**Exercise directions:**
What you return should match the data below exactly, with every entry reproduced.

══════════════════════════════

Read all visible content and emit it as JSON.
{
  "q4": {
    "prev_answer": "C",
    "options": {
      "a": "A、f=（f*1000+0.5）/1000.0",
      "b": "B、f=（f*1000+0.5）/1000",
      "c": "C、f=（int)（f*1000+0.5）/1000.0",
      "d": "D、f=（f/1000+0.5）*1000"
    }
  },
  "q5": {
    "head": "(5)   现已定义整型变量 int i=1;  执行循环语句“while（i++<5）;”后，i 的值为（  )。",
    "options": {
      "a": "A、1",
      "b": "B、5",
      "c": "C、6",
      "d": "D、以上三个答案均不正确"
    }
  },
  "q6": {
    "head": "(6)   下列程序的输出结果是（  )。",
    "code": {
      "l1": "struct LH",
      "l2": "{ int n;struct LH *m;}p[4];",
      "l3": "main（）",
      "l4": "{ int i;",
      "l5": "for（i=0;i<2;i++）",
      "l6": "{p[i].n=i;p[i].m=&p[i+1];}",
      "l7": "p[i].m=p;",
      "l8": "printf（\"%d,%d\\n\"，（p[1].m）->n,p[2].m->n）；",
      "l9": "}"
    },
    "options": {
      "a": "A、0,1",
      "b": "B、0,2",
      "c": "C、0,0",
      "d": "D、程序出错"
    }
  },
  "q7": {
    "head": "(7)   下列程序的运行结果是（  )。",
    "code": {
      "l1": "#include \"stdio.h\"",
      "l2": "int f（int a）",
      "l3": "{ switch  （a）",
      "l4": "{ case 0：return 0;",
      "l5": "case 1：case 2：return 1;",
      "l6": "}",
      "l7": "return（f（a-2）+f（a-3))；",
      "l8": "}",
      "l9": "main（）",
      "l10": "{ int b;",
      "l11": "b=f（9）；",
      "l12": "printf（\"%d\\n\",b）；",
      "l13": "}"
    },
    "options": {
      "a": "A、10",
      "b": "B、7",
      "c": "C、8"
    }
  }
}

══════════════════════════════

**Output:**
Read all visible content and emit it as JSON.
{
  "q4": {
    "prev_answer": "C",
    "options": {
      "a": "A、f=（f*1000+0.5）/1000.0",
      "b": "B、f=（f*1000+0.5）/1000",
      "c": "C、f=（int)（f*1000+0.5）/1000.0",
      "d": "D、f=（f/1000+0.5）*1000"
    }
  },
  "q5": {
    "head": "(5)   现已定义整型变量 int i=1;  执行循环语句“while（i++<5）;”后，i 的值为（  )。",
    "options": {
      "a": "A、1",
      "b": "B、5",
      "c": "C、6",
      "d": "D、以上三个答案均不正确"
    }
  },
  "q6": {
    "head": "(6)   下列程序的输出结果是（  )。",
    "code": {
      "l1": "struct LH",
      "l2": "{ int n;struct LH *m;}p[4];",
      "l3": "main（）",
      "l4": "{ int i;",
      "l5": "for（i=0;i<2;i++）",
      "l6": "{p[i].n=i;p[i].m=&p[i+1];}",
      "l7": "p[i].m=p;",
      "l8": "printf（\"%d,%d\\n\"，（p[1].m）->n,p[2].m->n）；",
      "l9": "}"
    },
    "options": {
      "a": "A、0,1",
      "b": "B、0,2",
      "c": "C、0,0",
      "d": "D、程序出错"
    }
  },
  "q7": {
    "head": "(7)   下列程序的运行结果是（  )。",
    "code": {
      "l1": "#include \"stdio.h\"",
      "l2": "int f（int a）",
      "l3": "{ switch  （a）",
      "l4": "{ case 0：return 0;",
      "l5": "case 1：case 2：return 1;",
      "l6": "}",
      "l7": "return（f（a-2）+f（a-3))；",
      "l8": "}",
      "l9": "main（）",
      "l10": "{ int b;",
      "l11": "b=f（9）；",
      "l12": "printf（\"%d\\n\",b）；",
      "l13": "}"
    },
    "options": {
      "a": "A、10",
      "b": "B、7",
      "c": "C、8"
    }
  }
}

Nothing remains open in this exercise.